▸ Exercise goal: Give the number of lines in the records below that include "June", and nothing more.

▸ Data in this exercise:
------------

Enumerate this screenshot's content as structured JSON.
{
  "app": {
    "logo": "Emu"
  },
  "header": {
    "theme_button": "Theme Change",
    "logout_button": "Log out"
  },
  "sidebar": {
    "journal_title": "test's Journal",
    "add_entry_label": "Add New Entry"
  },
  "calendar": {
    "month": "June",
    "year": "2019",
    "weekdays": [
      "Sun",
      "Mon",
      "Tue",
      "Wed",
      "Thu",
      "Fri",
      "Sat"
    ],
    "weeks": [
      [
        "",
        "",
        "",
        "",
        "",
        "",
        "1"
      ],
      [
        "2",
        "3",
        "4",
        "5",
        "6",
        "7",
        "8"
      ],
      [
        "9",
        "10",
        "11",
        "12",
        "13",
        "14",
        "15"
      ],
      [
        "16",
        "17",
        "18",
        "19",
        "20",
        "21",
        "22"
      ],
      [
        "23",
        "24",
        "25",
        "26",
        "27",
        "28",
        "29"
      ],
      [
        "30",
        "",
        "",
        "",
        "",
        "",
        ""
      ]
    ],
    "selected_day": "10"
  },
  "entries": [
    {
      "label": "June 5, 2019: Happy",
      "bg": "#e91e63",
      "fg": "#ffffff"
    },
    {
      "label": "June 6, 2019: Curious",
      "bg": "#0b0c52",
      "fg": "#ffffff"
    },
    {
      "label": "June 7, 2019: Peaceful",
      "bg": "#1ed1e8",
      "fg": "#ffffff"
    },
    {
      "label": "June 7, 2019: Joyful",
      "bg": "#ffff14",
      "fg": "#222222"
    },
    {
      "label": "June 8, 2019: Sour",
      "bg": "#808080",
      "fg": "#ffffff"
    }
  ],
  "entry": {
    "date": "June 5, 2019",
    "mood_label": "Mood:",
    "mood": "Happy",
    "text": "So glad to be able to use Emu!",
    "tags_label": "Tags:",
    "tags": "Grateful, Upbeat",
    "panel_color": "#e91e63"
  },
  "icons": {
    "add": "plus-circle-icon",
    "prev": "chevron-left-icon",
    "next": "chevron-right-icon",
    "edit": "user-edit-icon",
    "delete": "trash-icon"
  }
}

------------

▸ Response: 7